DETROIT (Reuters) - General Motors Co does not plan more employee dismissals relating to the company's handling of a defective ignition switch linked to at least 13 deaths, Chief Executive Mary Barra said on Tuesday.

"We feel we've taken the appropriate actions as it relates to the ignition switch recall," Barra told reporters ahead of an annual shareholders meeting, when asked whether GM would dismiss or discipline any more staff for the company's poor handling of the faulty part.

Since early this year, the Detroit automaker has been enveloped in a scandal over why it took more than a decade to begin recalling low-cost Chevrolet Cobalts, Saturn Ions and other cars with ignition-switch problems that were causing them to stall during operation.

When those engines stalled, air bags failed to deploy during crashes - some of them fatal - and drivers struggled to control their vehicles as power steering and brake systems malfunctioned.

GM fired 15 employees last week and another five were disciplined due to their handling of the switch recall. The company announced the departures along with the results of an internal probe.

Speaking to just 29 shareholders at the company's headquarters on Tuesday, Barra reiterated that GM would announce "a few more recalls" in the near term.

Chairman Tim Solso said the board of directors had complete confidence in Barra and her team to lead the company.

No shareholder brought up the recall during the question and answer portion of the meeting, which lasted about 20 minutes. The company has said all recalls so far this year would cost it $1.7 billion. GM previously said an immaterial amount of additional costs would be accounted for in the second quarter.   Continued...

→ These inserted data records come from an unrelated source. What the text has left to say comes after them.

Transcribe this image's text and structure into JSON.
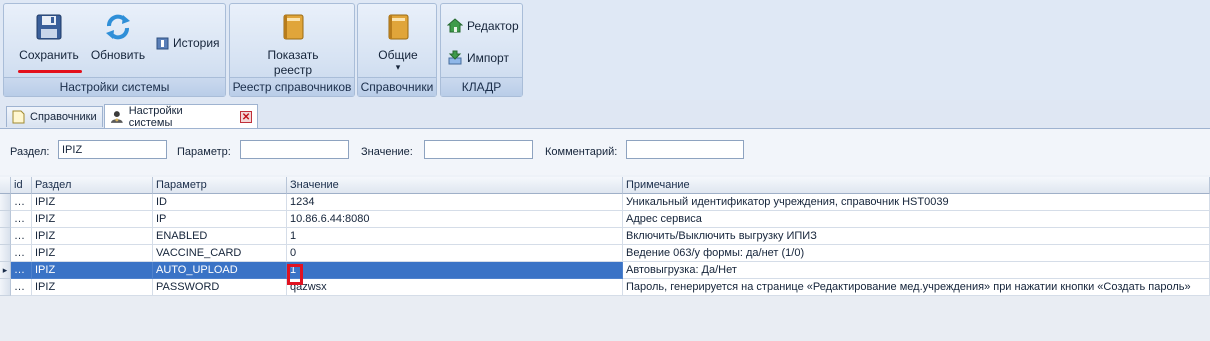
{
  "ribbon": {
    "groups": [
      {
        "label": "Настройки системы"
      },
      {
        "label": "Реестр справочников"
      },
      {
        "label": "Справочники"
      },
      {
        "label": "КЛАДР"
      }
    ],
    "buttons": {
      "save": "Сохранить",
      "refresh": "Обновить",
      "history": "История",
      "show_registry_line1": "Показать",
      "show_registry_line2": "реестр",
      "common": "Общие",
      "common_arrow": "▾",
      "editor": "Редактор",
      "import": "Импорт"
    },
    "colors": {
      "accent_red": "#e3101c"
    }
  },
  "tabs": [
    {
      "label": "Справочники",
      "icon": "document-icon",
      "active": false
    },
    {
      "label": "Настройки системы",
      "icon": "user-settings-icon",
      "active": true,
      "close": "✕"
    }
  ],
  "filter": {
    "section_label": "Раздел:",
    "section_value": "IPIZ",
    "param_label": "Параметр:",
    "param_value": "",
    "value_label": "Значение:",
    "value_value": "",
    "comment_label": "Комментарий:",
    "comment_value": ""
  },
  "grid": {
    "columns": [
      "id",
      "Раздел",
      "Параметр",
      "Значение",
      "Примечание"
    ],
    "rows": [
      {
        "marker": "",
        "id": "…",
        "section": "IPIZ",
        "param": "ID",
        "value": "1234",
        "note": "Уникальный идентификатор учреждения, справочник HST0039"
      },
      {
        "marker": "",
        "id": "…",
        "section": "IPIZ",
        "param": "IP",
        "value": "10.86.6.44:8080",
        "note": "Адрес сервиса"
      },
      {
        "marker": "",
        "id": "…",
        "section": "IPIZ",
        "param": "ENABLED",
        "value": "1",
        "note": "Включить/Выключить выгрузку ИПИЗ"
      },
      {
        "marker": "",
        "id": "…",
        "section": "IPIZ",
        "param": "VACCINE_CARD",
        "value": "0",
        "note": "Ведение 063/у формы: да/нет (1/0)"
      },
      {
        "marker": "▸",
        "id": "…",
        "section": "IPIZ",
        "param": "AUTO_UPLOAD",
        "value": "1",
        "note": "Автовыгрузка: Да/Нет",
        "selected": true
      },
      {
        "marker": "",
        "id": "…",
        "section": "IPIZ",
        "param": "PASSWORD",
        "value": "qazwsx",
        "note": "Пароль, генерируется на странице «Редактирование мед.учреждения» при нажатии кнопки «Создать пароль»"
      }
    ],
    "colors": {
      "selection": "#3a73c6",
      "highlight": "#e01221"
    }
  }
}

General Motors CEO Mary Barra holds a media briefing before the start of GM's Annual Shareholders Meeting at the GM World Headquarters in Detroit June 10, 2014. REUTERS/Rebecca Cook